§ **PROVIDED RECORDS**
Start of Block

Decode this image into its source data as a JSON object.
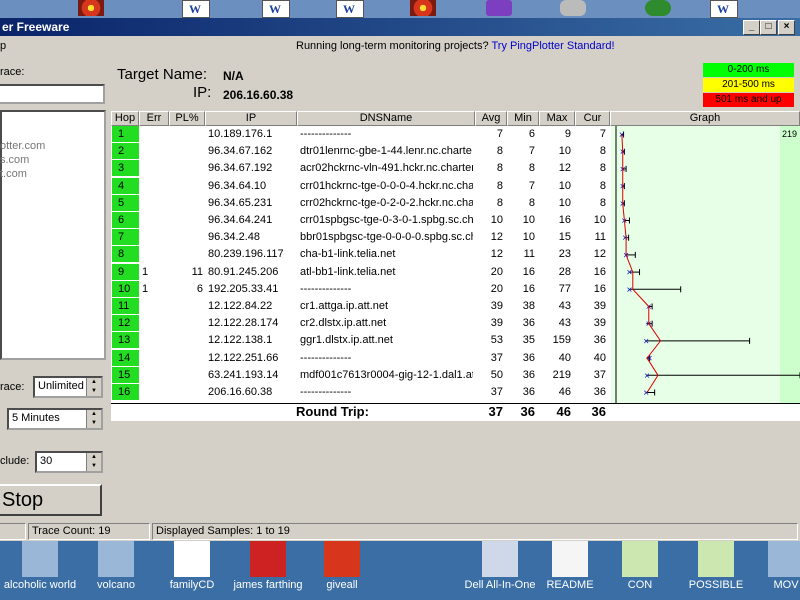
{
  "window": {
    "title": "er Freeware"
  },
  "menu": {
    "visible_item": "p"
  },
  "promo": {
    "text": "Running long-term monitoring projects?",
    "link": "Try PingPlotter Standard!"
  },
  "left": {
    "trace_label": "race:",
    "url_items": [
      "otter.com",
      "s.com",
      "t.com"
    ],
    "interval_label": "race:",
    "interval_value": "Unlimited",
    "samples_value": "5 Minutes",
    "include_label": "clude:",
    "include_value": "30",
    "stop_label": "Stop"
  },
  "target": {
    "name_label": "Target Name:",
    "name_value": "N/A",
    "ip_label": "IP:",
    "ip_value": "206.16.60.38"
  },
  "legend": [
    {
      "label": "0-200 ms",
      "color": "#00ff00"
    },
    {
      "label": "201-500 ms",
      "color": "#ffff00"
    },
    {
      "label": "501 ms and up",
      "color": "#ff0000"
    }
  ],
  "columns": [
    "Hop",
    "Err",
    "PL%",
    "IP",
    "DNSName",
    "Avg",
    "Min",
    "Max",
    "Cur",
    "Graph"
  ],
  "graph_max_label": "219",
  "rows": [
    {
      "hop": "1",
      "err": "",
      "pl": "",
      "ip": "10.189.176.1",
      "dns": "--------------",
      "avg": "7",
      "min": "6",
      "max": "9",
      "cur": "7"
    },
    {
      "hop": "2",
      "err": "",
      "pl": "",
      "ip": "96.34.67.162",
      "dns": "dtr01lenrnc-gbe-1-44.lenr.nc.charte",
      "avg": "8",
      "min": "7",
      "max": "10",
      "cur": "8"
    },
    {
      "hop": "3",
      "err": "",
      "pl": "",
      "ip": "96.34.67.192",
      "dns": "acr02hckrnc-vln-491.hckr.nc.charter",
      "avg": "8",
      "min": "8",
      "max": "12",
      "cur": "8"
    },
    {
      "hop": "4",
      "err": "",
      "pl": "",
      "ip": "96.34.64.10",
      "dns": "crr01hckrnc-tge-0-0-0-4.hckr.nc.cha",
      "avg": "8",
      "min": "7",
      "max": "10",
      "cur": "8"
    },
    {
      "hop": "5",
      "err": "",
      "pl": "",
      "ip": "96.34.65.231",
      "dns": "crr02hckrnc-tge-0-2-0-2.hckr.nc.cha",
      "avg": "8",
      "min": "8",
      "max": "10",
      "cur": "8"
    },
    {
      "hop": "6",
      "err": "",
      "pl": "",
      "ip": "96.34.64.241",
      "dns": "crr01spbgsc-tge-0-3-0-1.spbg.sc.ch",
      "avg": "10",
      "min": "10",
      "max": "16",
      "cur": "10"
    },
    {
      "hop": "7",
      "err": "",
      "pl": "",
      "ip": "96.34.2.48",
      "dns": "bbr01spbgsc-tge-0-0-0-0.spbg.sc.ch",
      "avg": "12",
      "min": "10",
      "max": "15",
      "cur": "11"
    },
    {
      "hop": "8",
      "err": "",
      "pl": "",
      "ip": "80.239.196.117",
      "dns": "cha-b1-link.telia.net",
      "avg": "12",
      "min": "11",
      "max": "23",
      "cur": "12"
    },
    {
      "hop": "9",
      "err": "1",
      "pl": "11",
      "ip": "80.91.245.206",
      "dns": "atl-bb1-link.telia.net",
      "avg": "20",
      "min": "16",
      "max": "28",
      "cur": "16"
    },
    {
      "hop": "10",
      "err": "1",
      "pl": "6",
      "ip": "192.205.33.41",
      "dns": "--------------",
      "avg": "20",
      "min": "16",
      "max": "77",
      "cur": "16"
    },
    {
      "hop": "11",
      "err": "",
      "pl": "",
      "ip": "12.122.84.22",
      "dns": "cr1.attga.ip.att.net",
      "avg": "39",
      "min": "38",
      "max": "43",
      "cur": "39"
    },
    {
      "hop": "12",
      "err": "",
      "pl": "",
      "ip": "12.122.28.174",
      "dns": "cr2.dlstx.ip.att.net",
      "avg": "39",
      "min": "36",
      "max": "43",
      "cur": "39"
    },
    {
      "hop": "13",
      "err": "",
      "pl": "",
      "ip": "12.122.138.1",
      "dns": "ggr1.dlstx.ip.att.net",
      "avg": "53",
      "min": "35",
      "max": "159",
      "cur": "36"
    },
    {
      "hop": "14",
      "err": "",
      "pl": "",
      "ip": "12.122.251.66",
      "dns": "--------------",
      "avg": "37",
      "min": "36",
      "max": "40",
      "cur": "40"
    },
    {
      "hop": "15",
      "err": "",
      "pl": "",
      "ip": "63.241.193.14",
      "dns": "mdf001c7613r0004-gig-12-1.dal1.at",
      "avg": "50",
      "min": "36",
      "max": "219",
      "cur": "37"
    },
    {
      "hop": "16",
      "err": "",
      "pl": "",
      "ip": "206.16.60.38",
      "dns": "--------------",
      "avg": "37",
      "min": "36",
      "max": "46",
      "cur": "36"
    }
  ],
  "round_trip": {
    "label": "Round Trip:",
    "avg": "37",
    "min": "36",
    "max": "46",
    "cur": "36"
  },
  "status": {
    "cell1": "",
    "trace_count": "Trace Count: 19",
    "samples": "Displayed Samples: 1 to 19"
  },
  "desktop_icons": [
    {
      "label": "alcoholic world",
      "icon": "image-icon"
    },
    {
      "label": "volcano",
      "icon": "image-icon"
    },
    {
      "label": "familyCD",
      "icon": "word-doc-icon"
    },
    {
      "label": "james farthing",
      "icon": "pdf-icon"
    },
    {
      "label": "giveall",
      "icon": "flower-icon"
    },
    {
      "label": "Dell All-In-One",
      "icon": "dell-aio-icon"
    },
    {
      "label": "README",
      "icon": "text-doc-icon"
    },
    {
      "label": "CON",
      "icon": "spreadsheet-icon"
    },
    {
      "label": "POSSIBLE",
      "icon": "spreadsheet-icon"
    },
    {
      "label": "MOV",
      "icon": "shortcut-icon"
    }
  ]
}
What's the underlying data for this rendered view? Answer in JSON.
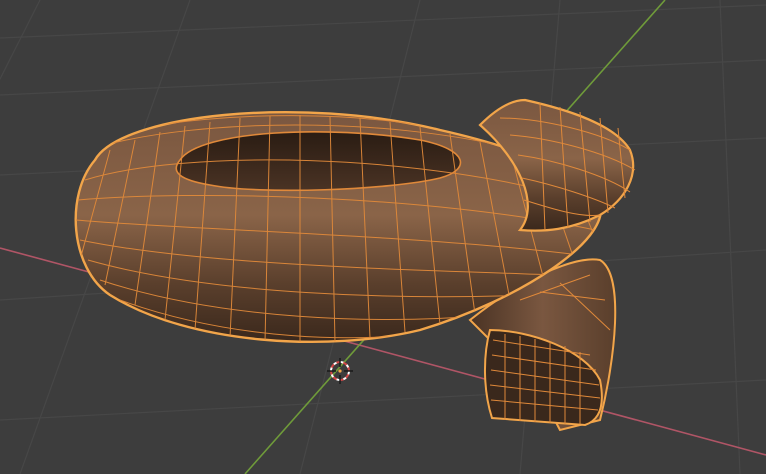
{
  "viewport": {
    "background": "#3d3d3d",
    "grid_color": "#474747",
    "x_axis_color": "#b05566",
    "y_axis_color": "#6f9b3a",
    "mesh_fill": "#6b4a34",
    "mesh_shadow": "#3a281c",
    "wire_color": "#e0893a",
    "outline_color": "#f2a54a",
    "object_icon": "3d-cursor-icon"
  }
}
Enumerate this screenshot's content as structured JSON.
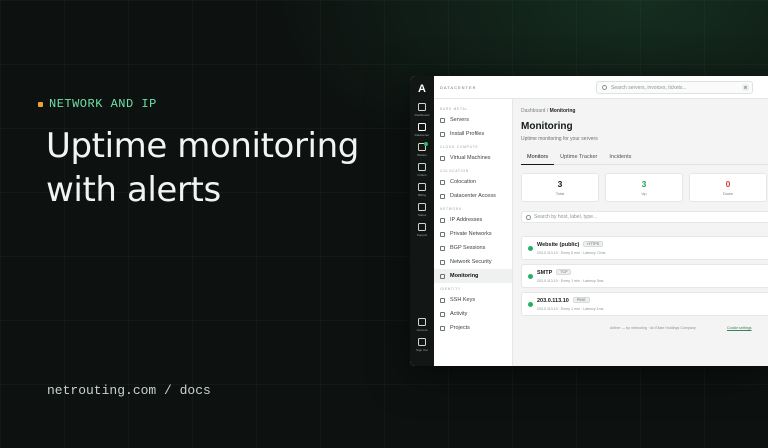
{
  "hero": {
    "eyebrow": "NETWORK AND IP",
    "headline": "Uptime monitoring with alerts",
    "footer_link": "netrouting.com / docs"
  },
  "app": {
    "rail": {
      "logo": "A",
      "items": [
        {
          "label": "Dashboard",
          "icon": "grid-icon"
        },
        {
          "label": "Datacenter",
          "icon": "server-icon"
        },
        {
          "label": "Basket",
          "icon": "cart-icon"
        },
        {
          "label": "Orders",
          "icon": "box-icon"
        },
        {
          "label": "Billing",
          "icon": "file-icon"
        },
        {
          "label": "Status",
          "icon": "pulse-icon"
        },
        {
          "label": "Support",
          "icon": "gear-icon"
        }
      ],
      "bottom": [
        {
          "label": "Account",
          "icon": "user-icon"
        },
        {
          "label": "Sign Out",
          "icon": "signout-icon"
        }
      ]
    },
    "topbar": {
      "workspace": "DATACENTER",
      "search_placeholder": "Search servers, invoices, tickets...",
      "search_kbd": "⌘"
    },
    "nav": {
      "groups": [
        {
          "label": "BARE METAL",
          "items": [
            "Servers",
            "Install Profiles"
          ]
        },
        {
          "label": "CLOUD COMPUTE",
          "items": [
            "Virtual Machines"
          ]
        },
        {
          "label": "COLOCATION",
          "items": [
            "Colocation",
            "Datacenter Access"
          ]
        },
        {
          "label": "NETWORK",
          "items": [
            "IP Addresses",
            "Private Networks",
            "BGP Sessions",
            "Network Security",
            "Monitoring"
          ]
        },
        {
          "label": "IDENTITY",
          "items": [
            "SSH Keys",
            "Activity",
            "Projects"
          ]
        }
      ],
      "active": "Monitoring"
    },
    "main": {
      "breadcrumb_root": "Dashboard",
      "breadcrumb_sep": "/",
      "breadcrumb_current": "Monitoring",
      "title": "Monitoring",
      "subtitle": "Uptime monitoring for your servers",
      "tabs": [
        "Monitors",
        "Uptime Tracker",
        "Incidents"
      ],
      "stats": [
        {
          "value": "3",
          "label": "Total"
        },
        {
          "value": "3",
          "label": "Up"
        },
        {
          "value": "0",
          "label": "Down"
        }
      ],
      "filter_placeholder": "Search by host, label, type...",
      "monitors": [
        {
          "name": "Website (public)",
          "type": "HTTPS",
          "meta": "203.0.113.10 · Every 5 min · Latency 72ms"
        },
        {
          "name": "SMTP",
          "type": "TCP",
          "meta": "203.0.113.10 · Every 1 min · Latency 3ms"
        },
        {
          "name": "203.0.113.10",
          "type": "PING",
          "meta": "203.0.113.10 · Every 1 min · Latency 1ms"
        }
      ],
      "footer_left": "Aether — by netrouting · An Eliate Holdings Company",
      "footer_right": "Cookie settings"
    },
    "colors": {
      "accent": "#6fe0a6",
      "up": "#21a15a",
      "down": "#d94141",
      "eyebrow_dot": "#e8a23a"
    }
  }
}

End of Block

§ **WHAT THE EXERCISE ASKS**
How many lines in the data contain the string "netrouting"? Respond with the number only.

§ **WRITTEN RESPONSE**
2